What you have to do: Say only the number of lines in the entries below that contain "JSON".

Data section:
------

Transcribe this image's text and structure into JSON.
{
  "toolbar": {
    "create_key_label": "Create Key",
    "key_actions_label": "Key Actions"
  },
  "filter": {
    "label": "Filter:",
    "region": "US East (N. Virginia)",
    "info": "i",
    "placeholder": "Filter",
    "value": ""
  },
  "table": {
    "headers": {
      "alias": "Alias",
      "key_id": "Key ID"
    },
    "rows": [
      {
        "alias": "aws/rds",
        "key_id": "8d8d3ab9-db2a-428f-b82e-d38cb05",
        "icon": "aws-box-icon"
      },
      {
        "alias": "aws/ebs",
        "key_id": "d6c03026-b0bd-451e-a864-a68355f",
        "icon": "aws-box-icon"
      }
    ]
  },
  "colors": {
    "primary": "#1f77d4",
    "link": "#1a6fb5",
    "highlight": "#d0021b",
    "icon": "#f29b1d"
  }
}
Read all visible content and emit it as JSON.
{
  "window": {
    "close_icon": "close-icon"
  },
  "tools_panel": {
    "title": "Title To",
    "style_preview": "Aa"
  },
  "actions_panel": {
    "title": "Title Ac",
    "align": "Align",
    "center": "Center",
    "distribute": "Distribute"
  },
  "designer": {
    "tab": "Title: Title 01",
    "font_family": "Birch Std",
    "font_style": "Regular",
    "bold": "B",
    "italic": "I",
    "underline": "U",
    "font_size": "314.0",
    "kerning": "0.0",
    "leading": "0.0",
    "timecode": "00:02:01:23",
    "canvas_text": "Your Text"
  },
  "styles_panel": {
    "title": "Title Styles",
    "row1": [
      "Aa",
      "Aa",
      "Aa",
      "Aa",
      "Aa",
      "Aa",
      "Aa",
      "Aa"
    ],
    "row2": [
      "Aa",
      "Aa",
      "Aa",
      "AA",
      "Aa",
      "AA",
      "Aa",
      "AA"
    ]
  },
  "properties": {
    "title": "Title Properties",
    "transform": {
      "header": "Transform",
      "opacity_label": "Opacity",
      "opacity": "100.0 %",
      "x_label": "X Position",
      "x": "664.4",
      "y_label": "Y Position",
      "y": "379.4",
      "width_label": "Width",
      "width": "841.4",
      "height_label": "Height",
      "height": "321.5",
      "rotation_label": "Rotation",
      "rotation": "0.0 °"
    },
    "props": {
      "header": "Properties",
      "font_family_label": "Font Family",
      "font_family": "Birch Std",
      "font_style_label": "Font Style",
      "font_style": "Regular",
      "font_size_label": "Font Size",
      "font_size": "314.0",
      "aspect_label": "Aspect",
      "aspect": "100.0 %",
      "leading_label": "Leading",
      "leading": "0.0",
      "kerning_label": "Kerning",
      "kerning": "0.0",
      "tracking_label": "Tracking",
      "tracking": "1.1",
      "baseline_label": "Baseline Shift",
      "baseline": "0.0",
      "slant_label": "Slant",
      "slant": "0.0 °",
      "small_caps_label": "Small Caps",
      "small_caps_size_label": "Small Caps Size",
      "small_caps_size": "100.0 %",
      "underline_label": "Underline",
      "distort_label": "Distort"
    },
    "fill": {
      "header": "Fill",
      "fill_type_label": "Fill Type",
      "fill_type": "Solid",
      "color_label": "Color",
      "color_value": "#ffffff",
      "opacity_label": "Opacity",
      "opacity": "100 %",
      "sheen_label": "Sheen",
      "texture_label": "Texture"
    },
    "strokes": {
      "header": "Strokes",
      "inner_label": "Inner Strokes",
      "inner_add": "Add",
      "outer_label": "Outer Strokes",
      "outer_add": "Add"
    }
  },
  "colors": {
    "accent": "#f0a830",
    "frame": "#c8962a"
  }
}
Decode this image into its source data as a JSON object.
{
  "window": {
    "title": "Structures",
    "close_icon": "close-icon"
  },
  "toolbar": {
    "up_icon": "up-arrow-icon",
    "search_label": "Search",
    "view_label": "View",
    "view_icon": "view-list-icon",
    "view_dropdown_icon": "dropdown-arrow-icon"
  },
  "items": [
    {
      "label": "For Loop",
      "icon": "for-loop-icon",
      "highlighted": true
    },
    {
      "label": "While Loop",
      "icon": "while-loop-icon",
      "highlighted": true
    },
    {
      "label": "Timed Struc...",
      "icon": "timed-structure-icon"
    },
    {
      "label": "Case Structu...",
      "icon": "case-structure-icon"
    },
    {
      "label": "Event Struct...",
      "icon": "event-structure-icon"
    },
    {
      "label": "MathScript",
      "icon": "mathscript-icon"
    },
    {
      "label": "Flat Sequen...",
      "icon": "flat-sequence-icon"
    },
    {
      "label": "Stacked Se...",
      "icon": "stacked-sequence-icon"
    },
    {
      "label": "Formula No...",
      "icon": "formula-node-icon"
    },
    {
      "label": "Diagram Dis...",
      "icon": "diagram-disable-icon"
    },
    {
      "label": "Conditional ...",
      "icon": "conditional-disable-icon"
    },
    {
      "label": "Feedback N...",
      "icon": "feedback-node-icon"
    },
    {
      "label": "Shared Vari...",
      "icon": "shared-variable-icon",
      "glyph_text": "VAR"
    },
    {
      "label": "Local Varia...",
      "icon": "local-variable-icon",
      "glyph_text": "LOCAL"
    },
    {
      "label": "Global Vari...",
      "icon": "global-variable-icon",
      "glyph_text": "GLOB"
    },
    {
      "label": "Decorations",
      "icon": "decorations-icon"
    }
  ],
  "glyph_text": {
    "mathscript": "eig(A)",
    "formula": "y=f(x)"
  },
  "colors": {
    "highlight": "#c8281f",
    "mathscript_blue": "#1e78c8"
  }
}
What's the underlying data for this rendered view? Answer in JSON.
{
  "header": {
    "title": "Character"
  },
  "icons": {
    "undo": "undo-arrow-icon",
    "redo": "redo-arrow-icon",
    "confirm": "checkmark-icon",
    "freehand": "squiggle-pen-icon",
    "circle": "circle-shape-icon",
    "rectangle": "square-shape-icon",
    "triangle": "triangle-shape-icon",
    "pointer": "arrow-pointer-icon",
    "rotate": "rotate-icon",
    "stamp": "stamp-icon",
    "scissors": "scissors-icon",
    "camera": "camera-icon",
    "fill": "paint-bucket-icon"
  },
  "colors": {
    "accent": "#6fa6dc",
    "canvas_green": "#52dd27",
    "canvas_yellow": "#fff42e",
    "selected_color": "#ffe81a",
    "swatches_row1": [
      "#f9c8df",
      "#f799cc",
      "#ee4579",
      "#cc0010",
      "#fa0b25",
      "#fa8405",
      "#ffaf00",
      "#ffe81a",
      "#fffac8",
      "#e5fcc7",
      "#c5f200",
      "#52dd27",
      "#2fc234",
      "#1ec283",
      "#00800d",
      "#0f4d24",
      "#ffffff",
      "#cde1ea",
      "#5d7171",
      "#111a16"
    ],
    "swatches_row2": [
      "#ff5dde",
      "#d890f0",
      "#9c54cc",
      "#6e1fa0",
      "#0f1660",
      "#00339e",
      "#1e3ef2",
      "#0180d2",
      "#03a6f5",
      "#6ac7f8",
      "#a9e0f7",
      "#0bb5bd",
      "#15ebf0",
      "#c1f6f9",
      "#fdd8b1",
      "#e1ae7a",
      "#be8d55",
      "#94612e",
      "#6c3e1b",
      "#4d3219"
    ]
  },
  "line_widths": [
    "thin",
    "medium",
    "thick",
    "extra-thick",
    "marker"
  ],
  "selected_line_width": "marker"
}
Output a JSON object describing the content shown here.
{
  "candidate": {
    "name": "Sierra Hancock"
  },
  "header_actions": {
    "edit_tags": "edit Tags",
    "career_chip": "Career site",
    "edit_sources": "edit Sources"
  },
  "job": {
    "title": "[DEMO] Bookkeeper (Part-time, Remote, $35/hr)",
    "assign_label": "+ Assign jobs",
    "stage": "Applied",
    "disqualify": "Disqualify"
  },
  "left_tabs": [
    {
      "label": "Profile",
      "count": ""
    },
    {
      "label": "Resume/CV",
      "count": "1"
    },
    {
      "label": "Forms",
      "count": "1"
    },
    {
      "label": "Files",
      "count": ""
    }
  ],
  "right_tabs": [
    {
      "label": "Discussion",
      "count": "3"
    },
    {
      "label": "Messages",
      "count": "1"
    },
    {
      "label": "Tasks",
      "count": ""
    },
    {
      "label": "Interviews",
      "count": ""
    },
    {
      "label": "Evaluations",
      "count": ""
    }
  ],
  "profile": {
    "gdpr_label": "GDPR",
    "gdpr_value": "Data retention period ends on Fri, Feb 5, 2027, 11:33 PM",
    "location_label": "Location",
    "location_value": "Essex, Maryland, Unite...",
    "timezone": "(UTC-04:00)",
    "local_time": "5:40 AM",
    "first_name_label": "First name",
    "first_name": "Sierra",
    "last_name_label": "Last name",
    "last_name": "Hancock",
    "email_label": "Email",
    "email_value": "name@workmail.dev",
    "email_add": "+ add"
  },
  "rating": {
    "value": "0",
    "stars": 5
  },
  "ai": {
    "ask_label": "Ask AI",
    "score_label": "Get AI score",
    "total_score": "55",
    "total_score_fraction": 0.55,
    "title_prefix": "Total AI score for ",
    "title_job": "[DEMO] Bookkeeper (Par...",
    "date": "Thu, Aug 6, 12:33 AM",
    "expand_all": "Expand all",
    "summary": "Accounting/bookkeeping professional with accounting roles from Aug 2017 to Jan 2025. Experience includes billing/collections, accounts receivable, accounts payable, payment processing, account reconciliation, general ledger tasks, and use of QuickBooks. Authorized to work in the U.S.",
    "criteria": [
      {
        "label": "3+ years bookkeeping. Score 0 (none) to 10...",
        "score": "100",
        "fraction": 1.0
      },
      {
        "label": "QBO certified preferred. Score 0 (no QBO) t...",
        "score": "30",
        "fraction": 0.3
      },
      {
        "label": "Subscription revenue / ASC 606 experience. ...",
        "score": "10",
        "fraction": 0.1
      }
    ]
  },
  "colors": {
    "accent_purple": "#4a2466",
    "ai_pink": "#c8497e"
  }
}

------

Exercise output: 5